How to Handle exceptions in SQL Server?
In SQL Server,
exceptions can be handled using the
The TRY block is used to enclose the code that may cause an exception, and the CATCH block is used to handle the exception.
Try...Catch blocks are used to handle exceptions in SQL Server. They allow you to enclose a block of code that might raise an exception within a Try block and then specify how to handle the exception in a Catch block. Here's a basic structure:
-- -- Your SQL statements here
-- -- Handle the exception here
TRY Block: Inside the Try block, you place the code that might cause an exception.
CATCH Block: Inside the Catch block, you specify the actions to take when an exception occurs. This can include logging the error, rolling back transactions, or providing a user-friendly error message.
Here is an example of how to handle an exception in SQL Server:
-- code that may cause an exception
-- code to handle the exception
PRINT 'An error occurred: ' + ERROR_MESSAGE()
In this example, the code in the TRY block attempts to divide 1 by 0, which will cause a divide-by-zero exception.
The code in the CATCH block will then be executed, and the error message will be printed with function
You can also retrieve information about the error using the

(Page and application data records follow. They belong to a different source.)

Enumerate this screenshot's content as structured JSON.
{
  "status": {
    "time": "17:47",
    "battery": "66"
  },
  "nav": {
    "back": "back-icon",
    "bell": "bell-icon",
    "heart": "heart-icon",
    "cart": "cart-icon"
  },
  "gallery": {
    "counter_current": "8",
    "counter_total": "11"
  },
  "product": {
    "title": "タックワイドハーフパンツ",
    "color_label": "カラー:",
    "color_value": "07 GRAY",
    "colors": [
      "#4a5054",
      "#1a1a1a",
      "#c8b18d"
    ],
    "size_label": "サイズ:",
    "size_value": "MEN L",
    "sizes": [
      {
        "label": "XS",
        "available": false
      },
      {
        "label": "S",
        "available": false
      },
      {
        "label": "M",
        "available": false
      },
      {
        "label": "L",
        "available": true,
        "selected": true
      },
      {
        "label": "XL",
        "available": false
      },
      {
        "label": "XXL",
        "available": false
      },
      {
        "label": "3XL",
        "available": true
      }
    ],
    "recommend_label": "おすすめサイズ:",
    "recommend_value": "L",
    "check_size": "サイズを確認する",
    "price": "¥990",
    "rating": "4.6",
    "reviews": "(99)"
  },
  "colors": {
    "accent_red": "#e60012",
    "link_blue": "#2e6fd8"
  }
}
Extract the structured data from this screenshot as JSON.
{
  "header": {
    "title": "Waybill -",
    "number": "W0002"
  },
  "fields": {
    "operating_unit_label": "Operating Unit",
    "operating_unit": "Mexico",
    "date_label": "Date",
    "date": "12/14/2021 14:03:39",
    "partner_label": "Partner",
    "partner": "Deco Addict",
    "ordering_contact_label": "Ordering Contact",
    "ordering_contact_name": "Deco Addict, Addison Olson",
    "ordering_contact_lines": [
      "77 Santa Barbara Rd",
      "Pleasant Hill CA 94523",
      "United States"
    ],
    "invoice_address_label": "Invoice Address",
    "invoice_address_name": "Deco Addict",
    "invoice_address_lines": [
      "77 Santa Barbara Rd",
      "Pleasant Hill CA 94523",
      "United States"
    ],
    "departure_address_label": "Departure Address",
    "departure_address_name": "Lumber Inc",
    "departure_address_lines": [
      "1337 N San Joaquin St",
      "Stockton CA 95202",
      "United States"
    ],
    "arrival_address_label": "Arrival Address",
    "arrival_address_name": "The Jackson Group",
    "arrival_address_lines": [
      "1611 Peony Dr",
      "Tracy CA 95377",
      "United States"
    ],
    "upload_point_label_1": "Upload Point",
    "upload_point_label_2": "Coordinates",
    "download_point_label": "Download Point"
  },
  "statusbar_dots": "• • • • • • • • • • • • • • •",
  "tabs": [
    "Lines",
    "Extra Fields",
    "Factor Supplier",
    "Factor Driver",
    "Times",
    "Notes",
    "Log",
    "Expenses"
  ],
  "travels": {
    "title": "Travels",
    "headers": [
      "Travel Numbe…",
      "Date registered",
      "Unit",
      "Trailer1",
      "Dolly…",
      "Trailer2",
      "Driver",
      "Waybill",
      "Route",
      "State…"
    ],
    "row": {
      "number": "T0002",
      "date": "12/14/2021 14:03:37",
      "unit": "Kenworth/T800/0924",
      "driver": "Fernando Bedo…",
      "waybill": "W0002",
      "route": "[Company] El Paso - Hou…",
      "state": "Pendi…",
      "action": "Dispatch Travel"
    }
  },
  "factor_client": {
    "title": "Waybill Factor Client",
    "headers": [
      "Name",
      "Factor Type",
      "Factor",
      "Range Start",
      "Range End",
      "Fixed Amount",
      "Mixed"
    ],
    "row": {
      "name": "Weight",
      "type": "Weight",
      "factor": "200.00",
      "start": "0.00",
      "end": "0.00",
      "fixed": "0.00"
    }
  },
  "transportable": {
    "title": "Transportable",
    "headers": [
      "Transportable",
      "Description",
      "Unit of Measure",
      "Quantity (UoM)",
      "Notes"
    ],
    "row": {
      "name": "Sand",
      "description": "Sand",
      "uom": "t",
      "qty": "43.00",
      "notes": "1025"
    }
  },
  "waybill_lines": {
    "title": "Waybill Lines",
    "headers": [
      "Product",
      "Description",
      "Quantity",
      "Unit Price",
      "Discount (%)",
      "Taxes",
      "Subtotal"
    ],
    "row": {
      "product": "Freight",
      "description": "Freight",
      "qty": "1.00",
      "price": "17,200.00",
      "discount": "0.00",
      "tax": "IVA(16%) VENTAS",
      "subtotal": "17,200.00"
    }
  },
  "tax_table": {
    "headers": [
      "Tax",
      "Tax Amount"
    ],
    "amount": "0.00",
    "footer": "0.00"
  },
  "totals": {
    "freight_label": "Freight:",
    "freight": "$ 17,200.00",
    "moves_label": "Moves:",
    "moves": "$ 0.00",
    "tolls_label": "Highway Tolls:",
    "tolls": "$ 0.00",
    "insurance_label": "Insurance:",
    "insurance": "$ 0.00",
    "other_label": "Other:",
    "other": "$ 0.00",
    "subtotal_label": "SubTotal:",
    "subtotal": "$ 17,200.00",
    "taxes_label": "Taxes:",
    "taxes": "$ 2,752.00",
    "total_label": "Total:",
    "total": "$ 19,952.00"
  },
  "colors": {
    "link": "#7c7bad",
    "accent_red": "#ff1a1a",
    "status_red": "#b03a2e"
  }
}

ERROR_LINE functions, which return the error number and line number where the error occurred, respectively.
SQL Server provides various functions to access error information within the Catch block:
ERROR_MESSAGE(): Returns the error message text.
ERROR_NUMBER(): Returns the error number.
ERROR_SEVERITY(): Returns the severity level of the error.
ERROR_STATE(): Returns the state number of the error.
-- Handle the exception
PRINT 'Error Number: ' + CAST(ERROR_NUMBER() AS NVARCHAR(10))
PRINT 'Error Message: ' + ERROR_MESSAGE()
Custom Error Messages
You can also raise custom errors using the THROW statement. This allows you to provide more meaningful error messages to users or log specific information about the error.
-- Attempt to divide by zero
DECLARE @result INT = 10 / 0
-- Handle the exception and raise a custom error
THROW 50000, 'Division by zero error', 1
In the above example, we raise a custom error with a custom error number (50000), a custom error message ('Division by zero error'), and a state (1).
Handling exceptions in SQL Server helps maintain the integrity and reliability of your database applications. By using Try...Catch blocks, error functions, and custom error messages, you can gracefully manage errors, log information for troubleshooting, and provide a better user experience.
It's also a good practice to use a transaction when doing the operation that may cause the exception, so that you can rollback the transaction in case of exception, this way the data will not be in an invalid state. In addition, you can use the
RAISERROR statement to raise a user-defined error, this way you can customize the error message and handle it accordingly.